The problem I have isn't that she is getting that interaction; I'm sure it's good for her. The problem I have is that my daughter (not all special needs children) can be temperamental. If she is on sensory overload or if she just feels that another student is too close she can, and will, lash out. I have had many scratches and bruises that prove that. The very last thing I want is for another student to be hurt because Hazel "has" to be out of her classroom for so many hours a week. I would also lose it if the school or another parent chose to press charges against her if she were to hurt someone. This may sound crazy but it is happening way to often to overlook. Hazel and her father and I could face life long repercussion for her actions now for a situation that I could not control. As her parent I have no say in school activities. I can't opt her out of the outside activities. I have no say in what activities they put her into or the effect it may have on the other children whether it be a scratch or a bruise or just general disruption. Each special needs child is different, even those diagnosed with autism are each different in their own way.

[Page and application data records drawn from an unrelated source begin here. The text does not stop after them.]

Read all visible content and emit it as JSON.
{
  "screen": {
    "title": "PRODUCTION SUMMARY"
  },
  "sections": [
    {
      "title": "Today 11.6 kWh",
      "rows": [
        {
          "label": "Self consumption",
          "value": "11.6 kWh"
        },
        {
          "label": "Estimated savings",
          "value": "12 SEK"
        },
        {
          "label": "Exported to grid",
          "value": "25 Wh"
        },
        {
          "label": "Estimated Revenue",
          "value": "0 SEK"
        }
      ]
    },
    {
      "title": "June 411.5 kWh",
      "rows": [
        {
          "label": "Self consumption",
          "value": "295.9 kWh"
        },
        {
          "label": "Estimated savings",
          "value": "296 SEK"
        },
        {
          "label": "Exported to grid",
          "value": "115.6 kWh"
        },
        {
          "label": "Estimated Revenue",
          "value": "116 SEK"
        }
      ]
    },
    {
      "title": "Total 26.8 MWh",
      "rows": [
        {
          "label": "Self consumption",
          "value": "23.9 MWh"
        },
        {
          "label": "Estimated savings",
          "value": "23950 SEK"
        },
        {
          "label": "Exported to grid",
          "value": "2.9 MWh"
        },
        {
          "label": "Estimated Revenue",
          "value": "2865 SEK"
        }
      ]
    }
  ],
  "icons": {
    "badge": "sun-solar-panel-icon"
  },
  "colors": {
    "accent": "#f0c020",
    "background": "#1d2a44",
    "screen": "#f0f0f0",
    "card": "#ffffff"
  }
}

It makes no sense to me to have standard, one size fits all rules for special needs children (or any child for that matter). My child would benefit from short stints outside the classroom, especially for music. Another child in her class may benefit from extended time outside the classroom. Some children with special needs may have skills that are measurable and therefore able to show on a standard report card. My child's skills are not measurable in that way which makes a report card unnecessary and somewhat cruel.

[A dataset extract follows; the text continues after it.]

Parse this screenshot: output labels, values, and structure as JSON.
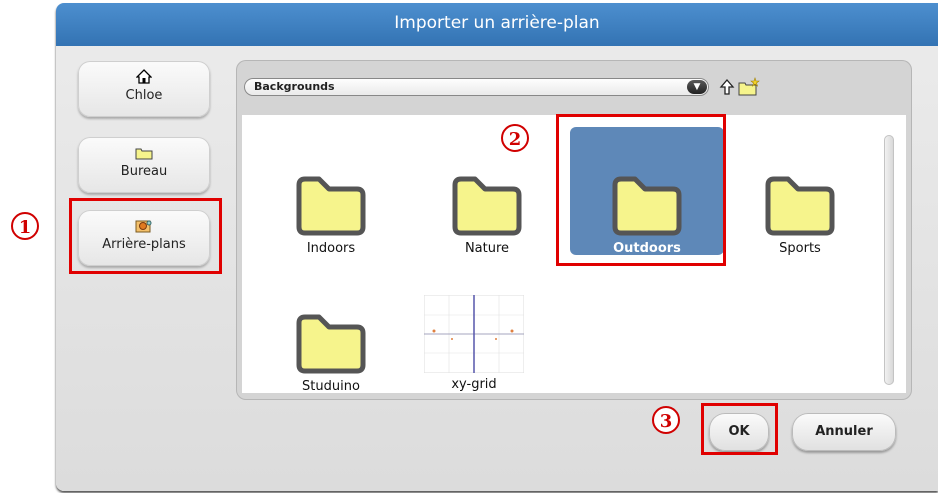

I know many parents of special needs children have fought for the rights to integrate their children into normal classroom settings. I really do think that is great for those that can handle it. I guess what I'm trying to say is that it's not fair to my child or the other children in the rooms that she may visit for her to be forced to go if there is no real benefit in it.

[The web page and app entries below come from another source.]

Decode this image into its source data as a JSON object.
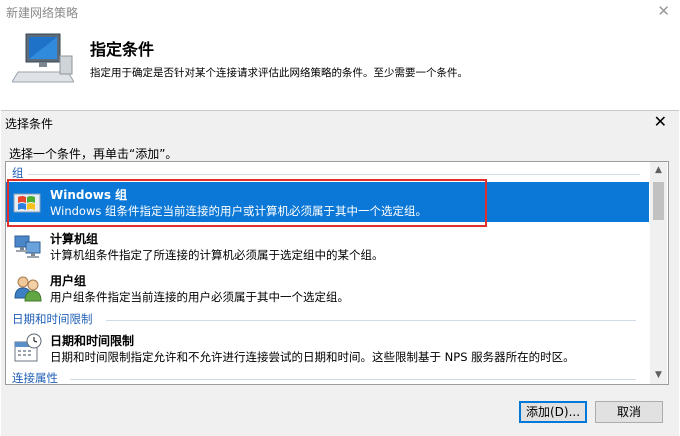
{
  "wizard": {
    "title": "新建网络策略",
    "heading": "指定条件",
    "description": "指定用于确定是否针对某个连接请求评估此网络策略的条件。至少需要一个条件。",
    "close_glyph": "✕"
  },
  "dialog": {
    "title": "选择条件",
    "close_glyph": "✕",
    "instruction": "选择一个条件，再单击“添加”。",
    "groups": [
      {
        "header": "组"
      },
      {
        "header": "日期和时间限制"
      },
      {
        "header": "连接属性"
      }
    ],
    "items": [
      {
        "name": "Windows 组",
        "description": "Windows 组条件指定当前连接的用户或计算机必须属于其中一个选定组。",
        "icon": "windows-flag-icon",
        "selected": true
      },
      {
        "name": "计算机组",
        "description": "计算机组条件指定了所连接的计算机必须属于选定组中的某个组。",
        "icon": "computer-group-icon",
        "selected": false
      },
      {
        "name": "用户组",
        "description": "用户组条件指定当前连接的用户必须属于其中一个选定组。",
        "icon": "user-group-icon",
        "selected": false
      },
      {
        "name": "日期和时间限制",
        "description": "日期和时间限制指定允许和不允许进行连接尝试的日期和时间。这些限制基于 NPS 服务器所在的时区。",
        "icon": "calendar-clock-icon",
        "selected": false
      }
    ],
    "scroll": {
      "up_glyph": "▲",
      "down_glyph": "▼"
    },
    "buttons": {
      "add": "添加(D)...",
      "cancel": "取消"
    }
  },
  "colors": {
    "selection": "#0b78d7",
    "group_header": "#1f5fb7",
    "highlight_box": "#e0302d"
  }
}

I have very high hopes for my dd, the progress she has made this year have given me a good outlook on her future. I really hope that one day getting a report card for her will be something to look forward to because it's an honest look at what she is able to do. In the last few months she has started pointing to three body parts and can now pick correctly between her shoes, coat, pants and shirt. This may sound silly to some but for us this is amazing progress and I'm so proud of her. This is why the report card thing bothers me so much, it really takes away from the hard earned achievements when your looking at everything she can't do rather than everything she can.